LONDON — No parent should ever have to bury their child. Such a circumstance is perhaps one of life’s most cruel situations, and it’s something most would never wish on their most hated enemy. In an argument for true love in the frequently unforgiving animal kingdom, a new heartbreaking study finds that baboon mothers have an incredibly hard time saying goodbye when they lose their young.
Researchers from University College London and Université de Montpellier have discovered that baboon mothers often carry around their dead offspring for up to 10 days before letting them go. These findings come from the most extensive research initiative to date performed on baboons, spanning over 13 years. In all, 12 cases of baboon group responses to infants’ deaths were analyzed, including a miscarriage and two stillbirths.

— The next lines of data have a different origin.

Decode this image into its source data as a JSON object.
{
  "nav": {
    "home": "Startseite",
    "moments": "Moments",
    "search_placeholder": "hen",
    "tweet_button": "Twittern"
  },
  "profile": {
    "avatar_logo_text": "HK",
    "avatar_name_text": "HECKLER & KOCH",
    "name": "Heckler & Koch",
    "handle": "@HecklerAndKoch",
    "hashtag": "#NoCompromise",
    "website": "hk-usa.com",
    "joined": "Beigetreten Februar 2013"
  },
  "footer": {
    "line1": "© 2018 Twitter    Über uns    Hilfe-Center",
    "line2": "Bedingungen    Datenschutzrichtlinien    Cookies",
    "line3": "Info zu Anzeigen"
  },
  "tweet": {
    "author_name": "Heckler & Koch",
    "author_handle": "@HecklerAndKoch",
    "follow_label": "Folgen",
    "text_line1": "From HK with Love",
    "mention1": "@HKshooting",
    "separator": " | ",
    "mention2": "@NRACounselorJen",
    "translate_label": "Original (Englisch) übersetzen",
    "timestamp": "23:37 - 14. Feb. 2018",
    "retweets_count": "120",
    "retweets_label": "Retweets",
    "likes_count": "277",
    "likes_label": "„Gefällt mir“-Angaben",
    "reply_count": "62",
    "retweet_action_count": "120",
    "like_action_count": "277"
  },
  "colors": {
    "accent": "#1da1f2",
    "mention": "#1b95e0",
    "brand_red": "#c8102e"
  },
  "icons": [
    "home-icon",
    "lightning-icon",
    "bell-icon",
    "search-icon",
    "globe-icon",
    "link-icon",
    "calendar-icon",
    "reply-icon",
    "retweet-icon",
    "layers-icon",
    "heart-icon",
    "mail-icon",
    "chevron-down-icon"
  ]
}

More specifically, this study focused on wild chacma baboons living in the southern African country of Namibia. These primates are known to live in rather large multi-sex groups, complete with a complex social hierarchy of both male and female group leaders. Groups can be as small as 20 baboons, and as large as 100.
Over the course of their observations, anthropologists saw baboon mothers carrying around their deceased infants. Sometimes this would only take place for a matter of hours before the truth sunk in, while in other cases the mother would hold on for up to 10 days. On average, most mothers held on to their dead offspring for three to four days. During this period, the mothers would almost always continue to groom the dead infant.
“There are numerous hypotheses to explain primate responses to dead infants. Perhaps the strongest hypothesis is that carrying after death is an extension of nurturing behavior,” comments lead author, Dr Alecia Carter in a release.
“We are not suggesting that the mothers are unaware that their infants are dead, but there is such strong selection on mother-infant bond formation that, once formed, the bond is difficult to break. It’s less clear why only some mothers carry or protect their dead infant, but I suspect that a range of factors influence this behavior,” she continues.
The researchers can’t say for sure why this is happening. But, they believe the “grief-management hypothesis” is perhaps the most likely explanation. Basically this theory states that the mothers continue to carry around their dead children as a grief-coping mechanism.
Another possible explanation is the “social-bonds hypothesis,” which theorizes that the mothers continue to carry their offspring due to the strong-social bonds they had formed with each other during the child’s life. Of course, there’s also the chance that the mothers truly don’t realize that their baby has passed away, mistakenly believing their infant is just unresponsive or asleep for an extended period. That last theory is contradicted, though, by the fact that the mothers are clearly treating the corpses differently than they would a living infant. Mothers were often seen dragging their dead offspring by a limb, a practice never seen with a healthy infant for obvious reasons.
In all likelihood, a number of factors influence the amount of time a baboon mother carries her deceased baby before letting go, including her own age, the infant’s cause of death, and climate conditions.
“Other primates have been observed carrying their dead infants for much longer periods of time. Chimps and Japanese macaques for example have been observed carrying infants for over a month. However, chacma baboons travel much longer distances on an average day and the desert environment is harsh, making it costly for a mother to carry her infant for long periods,” Dr. Carter says.
So, what about the infants’ fathers? Male “friends” of the mothers, which in most cases means the child’s father, were also frequently seen protecting the dead child; threatening other primates who came close to the body, and on one occasion, grooming the deceased infant just like the mother had done.
“This is quite surprising behavior, because it has rarely been reported by previous studies. Male baboons are not usually very paternal, but they regularly protect their infant from threats, especially from infanticidal attacks. That is where a male baboon kills another male’s offspring in order to mate with the mother,” concludes co-author Dr Elise Huchard.
The study is published in Royal Society Open Science.